The committee found that the Kennedy autopsy was badly botched: "One of the recommendations we made," said Baden, "was that there should be some national attention paid to improving death investigation in this country… Those doctors made lots of mistakes, such as creating false descriptions for why they couldn't find the bullet. They said it and they were wrong, and it lives with us even today."
The co-author of two earlier books, Unnatural Death: Confessions of a Medical Examiner and Dead Reckoning: The New Science of Catching Killers, Baden also hosted HBO's innovative Autopsy series. But Baden’s career has been controversial, in part because he decided that the medical examiner’s office would not be used as a tool to shield sloppy crime scene management and police misconduct. “I envisioned the office as independent, scientific, apolitical,” he writes. This memoir shows his side of those clashes. He witnessed plenty of racial bias in New York and around the country that deeply offended him. Initially interested in healing the living, a single case redirected him to forensic pathology.
Baden described it to me. "We had a patient who was a heroin addict who had an infection of the heart. In those days, that condition was difficult to treat and most patients with it died. We treated him and he survived, which was a real triumph. Then when I came down that weekend, there he was, dead on the autopsy table. He'd gone out and gotten back on heroin. We'd treated his infection but not his addiction. That made me think I could contribute more to society by looking at people on the autopsy table and feeding back the findings so that lots of people could benefit, rather than just treating patients one at a time."
People who pay attention to high-profile criminal cases know that Baden has been an investigator and expert witness in many of them, including those of Nicole Brown Simpson, Ted Binion, George Floyd, Phil Spector, Eric Garner, Jeffrey Epstein, and JonBenet Ramsey.
Baden challenges the practice of protecting people in power as he describes his involvement in the 1971 Attica tragedy, in which rioting prisoners were blamed for the deaths of hostage-guards.
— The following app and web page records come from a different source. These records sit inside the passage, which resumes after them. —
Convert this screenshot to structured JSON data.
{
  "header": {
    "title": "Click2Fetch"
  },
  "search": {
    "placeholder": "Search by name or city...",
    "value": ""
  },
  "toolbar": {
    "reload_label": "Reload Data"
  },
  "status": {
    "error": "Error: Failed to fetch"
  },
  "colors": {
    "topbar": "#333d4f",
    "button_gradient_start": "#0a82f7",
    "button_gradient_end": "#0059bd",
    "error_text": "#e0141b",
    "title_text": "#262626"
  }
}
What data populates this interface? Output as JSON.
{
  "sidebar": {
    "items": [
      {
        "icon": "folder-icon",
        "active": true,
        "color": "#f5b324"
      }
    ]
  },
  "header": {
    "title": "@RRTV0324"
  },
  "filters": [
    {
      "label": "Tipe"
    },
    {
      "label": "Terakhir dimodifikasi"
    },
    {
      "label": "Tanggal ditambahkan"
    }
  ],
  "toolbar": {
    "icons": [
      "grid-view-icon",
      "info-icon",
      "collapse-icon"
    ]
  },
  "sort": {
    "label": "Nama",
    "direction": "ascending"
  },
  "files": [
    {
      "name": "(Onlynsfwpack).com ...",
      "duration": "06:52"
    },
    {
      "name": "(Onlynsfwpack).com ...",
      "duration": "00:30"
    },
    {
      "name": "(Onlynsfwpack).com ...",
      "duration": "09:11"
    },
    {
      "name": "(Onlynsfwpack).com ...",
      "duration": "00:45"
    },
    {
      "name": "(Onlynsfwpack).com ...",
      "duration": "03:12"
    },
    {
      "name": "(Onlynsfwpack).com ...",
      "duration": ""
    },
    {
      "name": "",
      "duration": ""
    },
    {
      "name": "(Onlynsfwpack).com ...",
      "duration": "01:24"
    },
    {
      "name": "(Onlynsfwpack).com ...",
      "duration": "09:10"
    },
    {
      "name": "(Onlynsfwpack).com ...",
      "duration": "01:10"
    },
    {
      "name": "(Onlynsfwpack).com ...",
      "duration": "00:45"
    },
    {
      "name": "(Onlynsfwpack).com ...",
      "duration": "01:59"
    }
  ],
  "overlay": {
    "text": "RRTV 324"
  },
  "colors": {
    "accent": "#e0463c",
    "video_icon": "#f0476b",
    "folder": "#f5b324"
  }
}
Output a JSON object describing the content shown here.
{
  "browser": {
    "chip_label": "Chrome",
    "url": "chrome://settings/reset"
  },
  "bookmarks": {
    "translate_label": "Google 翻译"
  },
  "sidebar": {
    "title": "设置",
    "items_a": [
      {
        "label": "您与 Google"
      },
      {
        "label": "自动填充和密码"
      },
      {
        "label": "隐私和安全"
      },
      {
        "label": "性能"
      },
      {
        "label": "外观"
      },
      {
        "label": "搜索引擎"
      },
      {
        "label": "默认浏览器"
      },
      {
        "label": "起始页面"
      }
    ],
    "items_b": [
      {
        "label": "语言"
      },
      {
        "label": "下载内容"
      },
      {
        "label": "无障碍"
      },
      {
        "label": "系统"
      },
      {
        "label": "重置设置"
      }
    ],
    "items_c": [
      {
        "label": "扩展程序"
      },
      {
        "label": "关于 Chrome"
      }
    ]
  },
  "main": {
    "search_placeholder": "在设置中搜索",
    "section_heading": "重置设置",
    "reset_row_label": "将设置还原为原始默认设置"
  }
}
His reasoned, methodical approach to that volatile situation shows why he became such a prominent forensic pathologist. It also shows why he lost his standing with certain politicians. His chapter on the O.J. Simpson case reminds us of a turning point regarding forensics. Without this case, there might have been no C.S.I. and perhaps little to no oversight on the exploding field of forensic science.
However, Baden’s focus is on police misconduct and the country’s racial inequality: “We are at a pivotal moment in history. I believe it’s necessary to help the public understand how the criminal justice system really works.” Protection of power feeds a cognitive bias toward supporting smaller (often petty) personal goals over the greater good of humanity. Baden’s book will likely strike a chord in those who are trying to educate police on destructive forms of bias and on how to improve relations between cops and communities. Maybe pressure from the bottom up might erode the thug approach to “team player” politics as well. We can only hope.
Baden, M. (2023). American autopsy: One medical examiner's decades-long fight for racial justice in a broken legal system, BenBella Books.
Baden, M., Hennessee, J. A. (1989). Unnatural death: Confessions of a medical examiner. New York: Ivy Books.
Baden, M., & Roach, M. (2001). Dead reckoning: The new science of catching killers. New York: Simon & Schuster.
Stark, J. (2021). Addressing implicit bias in policing. Police Chief Magazine. https://www.policechiefmagazine.org/addressing-implicit-bias-in-policin…